- **Exercise objective**:
Read the records and gather each line that includes "JSON".

- **Dataset records**:
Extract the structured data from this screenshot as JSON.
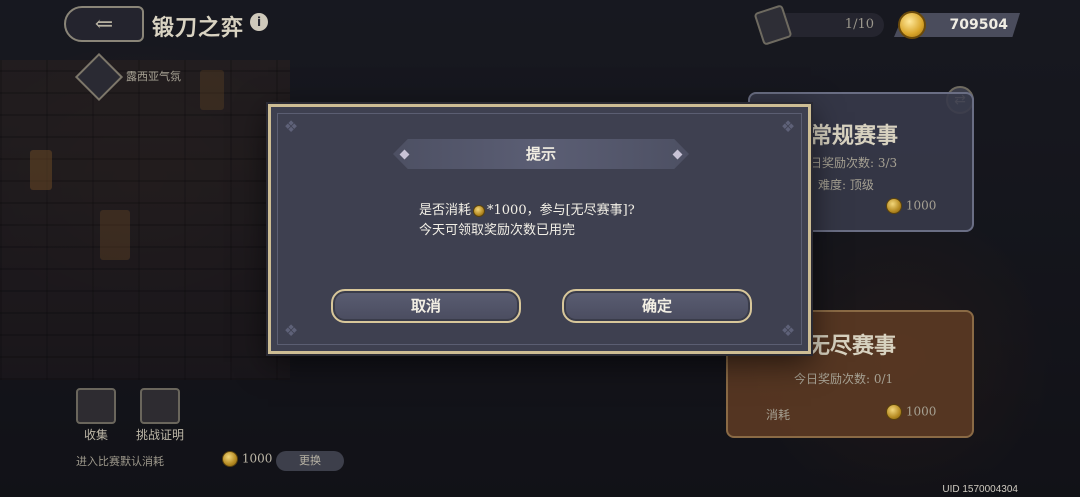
{
  "header": {
    "back_icon": "back-arrow-icon",
    "title": "锻刀之弈",
    "info_icon": "info-icon",
    "tickets": "1/10",
    "coins": "709504"
  },
  "left": {
    "atmosphere_label": "露西亚气氛",
    "collect_label": "收集",
    "challenge_label": "挑战证明",
    "default_cost_label": "进入比赛默认消耗",
    "default_cost_value": "1000",
    "change_label": "更换"
  },
  "cards": {
    "regular": {
      "title": "常规赛事",
      "reward_count": "日奖励次数: 3/3",
      "difficulty": "难度: 顶级",
      "cost": "1000"
    },
    "endless": {
      "title": "无尽赛事",
      "reward_count": "今日奖励次数: 0/1",
      "cost_label": "消耗",
      "cost": "1000"
    }
  },
  "dialog": {
    "title": "提示",
    "line1_prefix": "是否消耗",
    "line1_suffix": "*1000，参与[无尽赛事]?",
    "line2": "今天可领取奖励次数已用完",
    "cancel_label": "取消",
    "confirm_label": "确定"
  },
  "footer": {
    "uid": "UID 1570004304"
  },
  "colors": {
    "dialog_bg": "#3e4050",
    "dialog_border": "#cdbd94",
    "coin_gold": "#d9a52a"
  }
}
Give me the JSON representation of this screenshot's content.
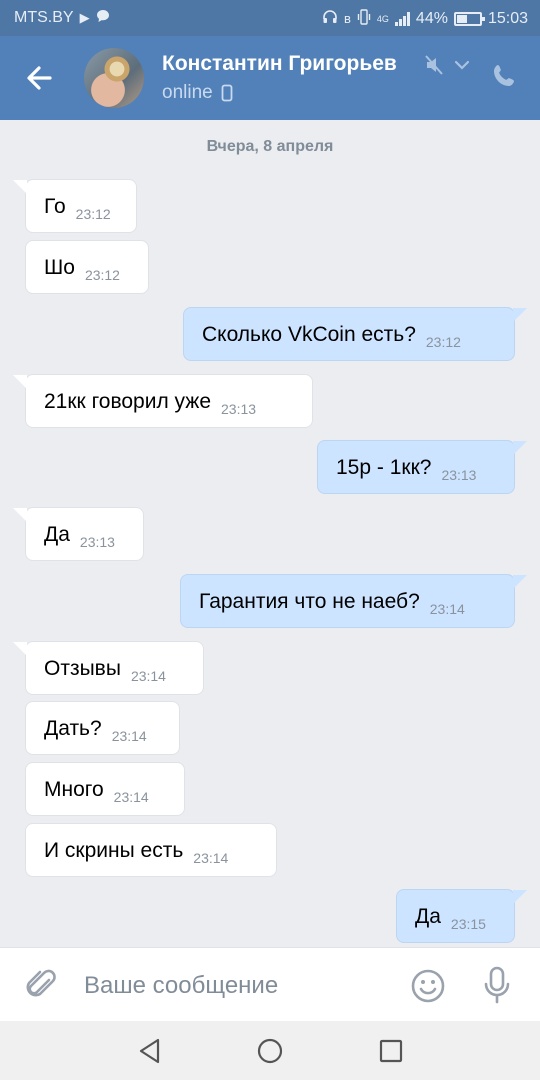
{
  "status_bar": {
    "carrier": "MTS.BY",
    "battery_percent": "44%",
    "battery_level": 0.44,
    "time": "15:03",
    "network": "4G"
  },
  "header": {
    "contact_name": "Константин Григорьев",
    "presence": "online",
    "icons": [
      "back-arrow-icon",
      "mute-icon",
      "chevron-down-icon",
      "phone-icon",
      "mobile-device-icon"
    ]
  },
  "conversation": {
    "date_label": "Вчера, 8 апреля",
    "messages": [
      {
        "direction": "in",
        "text": "Го",
        "time": "23:12"
      },
      {
        "direction": "in",
        "text": "Шо",
        "time": "23:12"
      },
      {
        "direction": "out",
        "text": "Сколько VkCoin есть?",
        "time": "23:12"
      },
      {
        "direction": "in",
        "text": "21кк говорил уже",
        "time": "23:13"
      },
      {
        "direction": "out",
        "text": "15р - 1кк?",
        "time": "23:13"
      },
      {
        "direction": "in",
        "text": "Да",
        "time": "23:13"
      },
      {
        "direction": "out",
        "text": "Гарантия что не наеб?",
        "time": "23:14"
      },
      {
        "direction": "in",
        "text": "Отзывы",
        "time": "23:14"
      },
      {
        "direction": "in",
        "text": "Дать?",
        "time": "23:14"
      },
      {
        "direction": "in",
        "text": "Много",
        "time": "23:14"
      },
      {
        "direction": "in",
        "text": "И скрины есть",
        "time": "23:14"
      },
      {
        "direction": "out",
        "text": "Да",
        "time": "23:15"
      }
    ]
  },
  "composer": {
    "placeholder": "Ваше сообщение",
    "value": "",
    "icons": [
      "paperclip-icon",
      "emoji-icon",
      "microphone-icon"
    ]
  },
  "colors": {
    "header": "#5181b8",
    "status_bar": "#4f77a5",
    "incoming_bubble": "#ffffff",
    "outgoing_bubble": "#cce4ff",
    "background": "#ebedf0"
  }
}
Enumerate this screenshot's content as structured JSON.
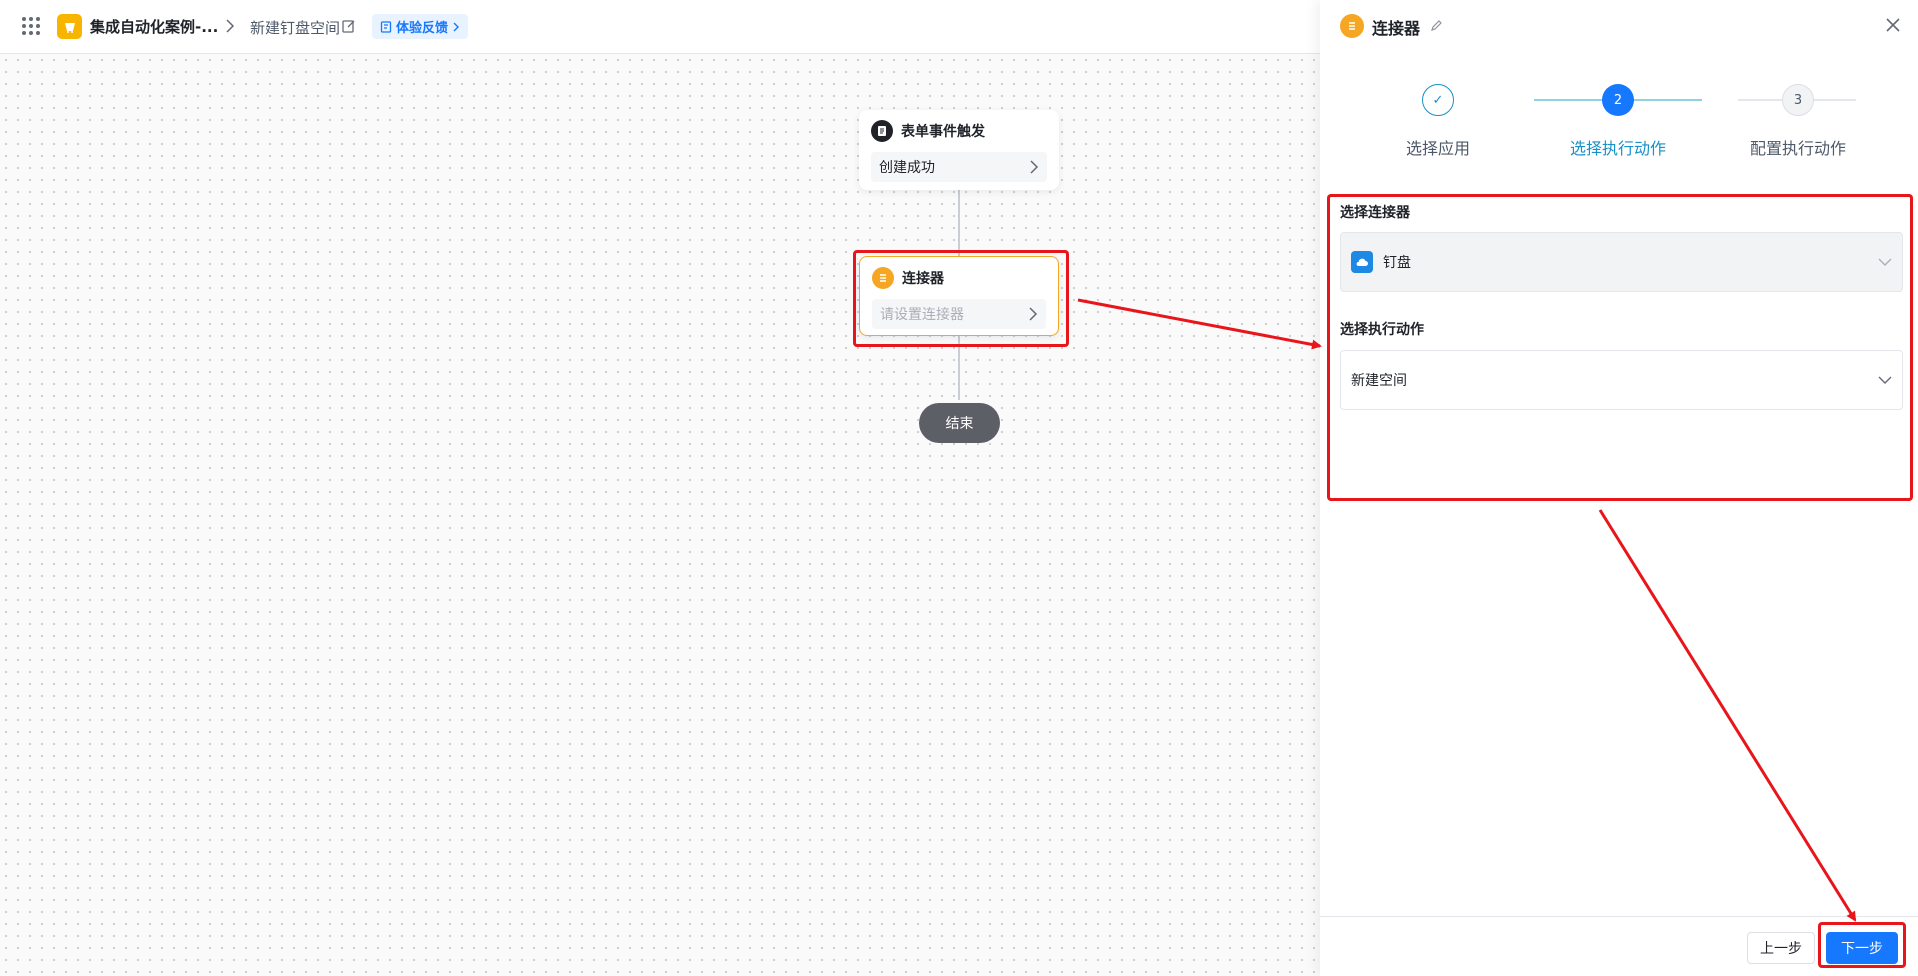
{
  "header": {
    "app_name": "集成自动化案例-...",
    "page_name": "新建钉盘空间",
    "feedback_label": "体验反馈"
  },
  "canvas": {
    "trigger_node": {
      "title": "表单事件触发",
      "value": "创建成功"
    },
    "connector_node": {
      "title": "连接器",
      "placeholder": "请设置连接器"
    },
    "end_node": {
      "label": "结束"
    }
  },
  "panel": {
    "title": "连接器",
    "steps": [
      {
        "number": "✓",
        "label": "选择应用",
        "state": "done"
      },
      {
        "number": "2",
        "label": "选择执行动作",
        "state": "active"
      },
      {
        "number": "3",
        "label": "配置执行动作",
        "state": "pending"
      }
    ],
    "connector_field": {
      "label": "选择连接器",
      "value": "钉盘"
    },
    "action_field": {
      "label": "选择执行动作",
      "value": "新建空间"
    },
    "footer": {
      "prev_label": "上一步",
      "next_label": "下一步"
    }
  },
  "colors": {
    "accent": "#1677ff",
    "highlight": "#e8151b",
    "connector_orange": "#f5a623",
    "app_logo_yellow": "#f7b500"
  }
}
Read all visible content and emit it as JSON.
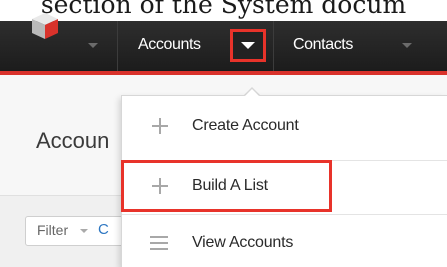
{
  "caption": {
    "text": "section of the System docum"
  },
  "navbar": {
    "logo_icon": "sugar-cube-icon",
    "accounts_label": "Accounts",
    "contacts_label": "Contacts",
    "highlight_color": "#e8332a",
    "accent_color": "#d9322b"
  },
  "page": {
    "title": "Accoun",
    "filter_label": "Filter",
    "filter_next_letter": "C"
  },
  "dropdown": {
    "items": [
      {
        "label": "Create Account",
        "icon": "plus-icon"
      },
      {
        "label": "Build A List",
        "icon": "plus-icon",
        "highlighted": true
      },
      {
        "label": "View Accounts",
        "icon": "list-icon"
      }
    ]
  }
}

- **Output below**:
Extract the structured data from this screenshot as JSON.
Give me the JSON representation of this screenshot's content.
Enumerate this screenshot's content as structured JSON.
Read all visible content and emit it as JSON.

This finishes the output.